Task directions:
Exact repetition of every entry is required.

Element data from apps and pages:
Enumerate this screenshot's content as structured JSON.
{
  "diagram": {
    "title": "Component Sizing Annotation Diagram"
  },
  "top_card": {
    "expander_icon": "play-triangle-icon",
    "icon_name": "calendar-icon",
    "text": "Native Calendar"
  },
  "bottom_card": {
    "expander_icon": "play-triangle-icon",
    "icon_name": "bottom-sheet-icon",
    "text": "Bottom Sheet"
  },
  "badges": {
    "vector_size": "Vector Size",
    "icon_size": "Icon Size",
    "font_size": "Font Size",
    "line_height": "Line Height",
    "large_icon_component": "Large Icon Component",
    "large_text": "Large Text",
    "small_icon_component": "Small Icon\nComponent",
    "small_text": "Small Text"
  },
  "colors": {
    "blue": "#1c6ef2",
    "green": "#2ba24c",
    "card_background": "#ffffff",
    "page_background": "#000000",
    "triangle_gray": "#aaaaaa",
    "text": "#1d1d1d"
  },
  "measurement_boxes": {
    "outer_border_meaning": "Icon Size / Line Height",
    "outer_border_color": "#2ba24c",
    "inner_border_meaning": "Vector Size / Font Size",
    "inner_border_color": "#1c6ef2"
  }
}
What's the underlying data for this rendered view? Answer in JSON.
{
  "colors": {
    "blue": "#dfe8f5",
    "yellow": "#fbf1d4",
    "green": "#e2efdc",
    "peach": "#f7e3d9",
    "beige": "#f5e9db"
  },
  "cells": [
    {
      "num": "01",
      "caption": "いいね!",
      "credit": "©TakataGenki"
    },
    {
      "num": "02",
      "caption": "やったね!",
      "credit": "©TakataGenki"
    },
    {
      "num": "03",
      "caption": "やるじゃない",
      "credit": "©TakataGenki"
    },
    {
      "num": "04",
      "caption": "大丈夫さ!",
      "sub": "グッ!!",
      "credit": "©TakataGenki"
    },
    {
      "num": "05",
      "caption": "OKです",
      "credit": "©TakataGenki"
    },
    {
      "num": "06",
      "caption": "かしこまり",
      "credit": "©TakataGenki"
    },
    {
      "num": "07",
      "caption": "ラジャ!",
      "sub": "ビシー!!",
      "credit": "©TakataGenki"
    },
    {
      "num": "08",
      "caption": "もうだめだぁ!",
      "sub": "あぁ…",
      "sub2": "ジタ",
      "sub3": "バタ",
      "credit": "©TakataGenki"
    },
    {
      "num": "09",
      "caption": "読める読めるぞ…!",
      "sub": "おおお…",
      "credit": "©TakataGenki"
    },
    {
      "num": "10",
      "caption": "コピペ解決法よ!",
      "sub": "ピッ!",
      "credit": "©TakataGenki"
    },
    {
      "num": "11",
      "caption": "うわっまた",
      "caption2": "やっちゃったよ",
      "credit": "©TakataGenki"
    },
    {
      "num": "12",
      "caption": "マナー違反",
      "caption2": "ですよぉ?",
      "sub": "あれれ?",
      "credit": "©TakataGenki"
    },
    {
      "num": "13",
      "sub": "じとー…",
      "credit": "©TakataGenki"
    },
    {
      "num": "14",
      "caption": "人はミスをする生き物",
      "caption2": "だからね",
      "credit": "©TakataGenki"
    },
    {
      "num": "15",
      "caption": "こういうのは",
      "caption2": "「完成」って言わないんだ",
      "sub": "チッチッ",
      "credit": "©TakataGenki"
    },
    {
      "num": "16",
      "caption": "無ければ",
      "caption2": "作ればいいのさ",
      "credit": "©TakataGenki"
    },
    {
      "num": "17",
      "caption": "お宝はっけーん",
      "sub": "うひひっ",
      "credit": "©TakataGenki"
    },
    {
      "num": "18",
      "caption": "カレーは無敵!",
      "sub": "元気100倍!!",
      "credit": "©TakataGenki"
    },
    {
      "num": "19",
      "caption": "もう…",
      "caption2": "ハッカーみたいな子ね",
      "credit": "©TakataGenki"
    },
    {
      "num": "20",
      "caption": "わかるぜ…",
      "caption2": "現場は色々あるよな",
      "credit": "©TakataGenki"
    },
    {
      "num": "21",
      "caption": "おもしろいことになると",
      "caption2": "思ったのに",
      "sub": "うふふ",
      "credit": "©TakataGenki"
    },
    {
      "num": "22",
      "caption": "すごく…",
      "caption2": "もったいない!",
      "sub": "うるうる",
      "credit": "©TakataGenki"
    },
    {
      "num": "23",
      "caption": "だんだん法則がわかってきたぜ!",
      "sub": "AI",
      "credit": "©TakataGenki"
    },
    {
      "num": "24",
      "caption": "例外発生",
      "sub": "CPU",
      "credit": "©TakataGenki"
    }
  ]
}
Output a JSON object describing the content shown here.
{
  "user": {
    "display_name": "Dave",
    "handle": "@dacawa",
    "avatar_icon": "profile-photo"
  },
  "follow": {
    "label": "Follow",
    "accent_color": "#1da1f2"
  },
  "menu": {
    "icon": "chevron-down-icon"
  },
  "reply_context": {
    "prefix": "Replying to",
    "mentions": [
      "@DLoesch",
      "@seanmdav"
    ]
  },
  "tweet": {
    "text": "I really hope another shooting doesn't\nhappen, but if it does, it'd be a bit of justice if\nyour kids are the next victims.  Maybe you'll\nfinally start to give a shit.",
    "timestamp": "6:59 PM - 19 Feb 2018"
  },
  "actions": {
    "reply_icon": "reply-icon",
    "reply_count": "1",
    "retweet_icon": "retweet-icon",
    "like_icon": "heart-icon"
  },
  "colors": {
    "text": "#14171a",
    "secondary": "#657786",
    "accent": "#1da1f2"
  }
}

Task answer:
Enumerate this screenshot's content as structured JSON.
{
  "diagram": {
    "title": "Component Sizing Annotation Diagram"
  },
  "top_card": {
    "expander_icon": "play-triangle-icon",
    "icon_name": "calendar-icon",
    "text": "Native Calendar"
  },
  "bottom_card": {
    "expander_icon": "play-triangle-icon",
    "icon_name": "bottom-sheet-icon",
    "text": "Bottom Sheet"
  },
  "badges": {
    "vector_size": "Vector Size",
    "icon_size": "Icon Size",
    "font_size": "Font Size",
    "line_height": "Line Height",
    "large_icon_component": "Large Icon Component",
    "large_text": "Large Text",
    "small_icon_component": "Small Icon\nComponent",
    "small_text": "Small Text"
  },
  "colors": {
    "blue": "#1c6ef2",
    "green": "#2ba24c",
    "card_background": "#ffffff",
    "page_background": "#000000",
    "triangle_gray": "#aaaaaa",
    "text": "#1d1d1d"
  },
  "measurement_boxes": {
    "outer_border_meaning": "Icon Size / Line Height",
    "outer_border_color": "#2ba24c",
    "inner_border_meaning": "Vector Size / Font Size",
    "inner_border_color": "#1c6ef2"
  }
}
What's the underlying data for this rendered view? Answer in JSON.
{
  "colors": {
    "blue": "#dfe8f5",
    "yellow": "#fbf1d4",
    "green": "#e2efdc",
    "peach": "#f7e3d9",
    "beige": "#f5e9db"
  },
  "cells": [
    {
      "num": "01",
      "caption": "いいね!",
      "credit": "©TakataGenki"
    },
    {
      "num": "02",
      "caption": "やったね!",
      "credit": "©TakataGenki"
    },
    {
      "num": "03",
      "caption": "やるじゃない",
      "credit": "©TakataGenki"
    },
    {
      "num": "04",
      "caption": "大丈夫さ!",
      "sub": "グッ!!",
      "credit": "©TakataGenki"
    },
    {
      "num": "05",
      "caption": "OKです",
      "credit": "©TakataGenki"
    },
    {
      "num": "06",
      "caption": "かしこまり",
      "credit": "©TakataGenki"
    },
    {
      "num": "07",
      "caption": "ラジャ!",
      "sub": "ビシー!!",
      "credit": "©TakataGenki"
    },
    {
      "num": "08",
      "caption": "もうだめだぁ!",
      "sub": "あぁ…",
      "sub2": "ジタ",
      "sub3": "バタ",
      "credit": "©TakataGenki"
    },
    {
      "num": "09",
      "caption": "読める読めるぞ…!",
      "sub": "おおお…",
      "credit": "©TakataGenki"
    },
    {
      "num": "10",
      "caption": "コピペ解決法よ!",
      "sub": "ピッ!",
      "credit": "©TakataGenki"
    },
    {
      "num": "11",
      "caption": "うわっまた",
      "caption2": "やっちゃったよ",
      "credit": "©TakataGenki"
    },
    {
      "num": "12",
      "caption": "マナー違反",
      "caption2": "ですよぉ?",
      "sub": "あれれ?",
      "credit": "©TakataGenki"
    },
    {
      "num": "13",
      "sub": "じとー…",
      "credit": "©TakataGenki"
    },
    {
      "num": "14",
      "caption": "人はミスをする生き物",
      "caption2": "だからね",
      "credit": "©TakataGenki"
    },
    {
      "num": "15",
      "caption": "こういうのは",
      "caption2": "「完成」って言わないんだ",
      "sub": "チッチッ",
      "credit": "©TakataGenki"
    },
    {
      "num": "16",
      "caption": "無ければ",
      "caption2": "作ればいいのさ",
      "credit": "©TakataGenki"
    },
    {
      "num": "17",
      "caption": "お宝はっけーん",
      "sub": "うひひっ",
      "credit": "©TakataGenki"
    },
    {
      "num": "18",
      "caption": "カレーは無敵!",
      "sub": "元気100倍!!",
      "credit": "©TakataGenki"
    },
    {
      "num": "19",
      "caption": "もう…",
      "caption2": "ハッカーみたいな子ね",
      "credit": "©TakataGenki"
    },
    {
      "num": "20",
      "caption": "わかるぜ…",
      "caption2": "現場は色々あるよな",
      "credit": "©TakataGenki"
    },
    {
      "num": "21",
      "caption": "おもしろいことになると",
      "caption2": "思ったのに",
      "sub": "うふふ",
      "credit": "©TakataGenki"
    },
    {
      "num": "22",
      "caption": "すごく…",
      "caption2": "もったいない!",
      "sub": "うるうる",
      "credit": "©TakataGenki"
    },
    {
      "num": "23",
      "caption": "だんだん法則がわかってきたぜ!",
      "sub": "AI",
      "credit": "©TakataGenki"
    },
    {
      "num": "24",
      "caption": "例外発生",
      "sub": "CPU",
      "credit": "©TakataGenki"
    }
  ]
}
Output a JSON object describing the content shown here.
{
  "user": {
    "display_name": "Dave",
    "handle": "@dacawa",
    "avatar_icon": "profile-photo"
  },
  "follow": {
    "label": "Follow",
    "accent_color": "#1da1f2"
  },
  "menu": {
    "icon": "chevron-down-icon"
  },
  "reply_context": {
    "prefix": "Replying to",
    "mentions": [
      "@DLoesch",
      "@seanmdav"
    ]
  },
  "tweet": {
    "text": "I really hope another shooting doesn't\nhappen, but if it does, it'd be a bit of justice if\nyour kids are the next victims.  Maybe you'll\nfinally start to give a shit.",
    "timestamp": "6:59 PM - 19 Feb 2018"
  },
  "actions": {
    "reply_icon": "reply-icon",
    "reply_count": "1",
    "retweet_icon": "retweet-icon",
    "like_icon": "heart-icon"
  },
  "colors": {
    "text": "#14171a",
    "secondary": "#657786",
    "accent": "#1da1f2"
  }
}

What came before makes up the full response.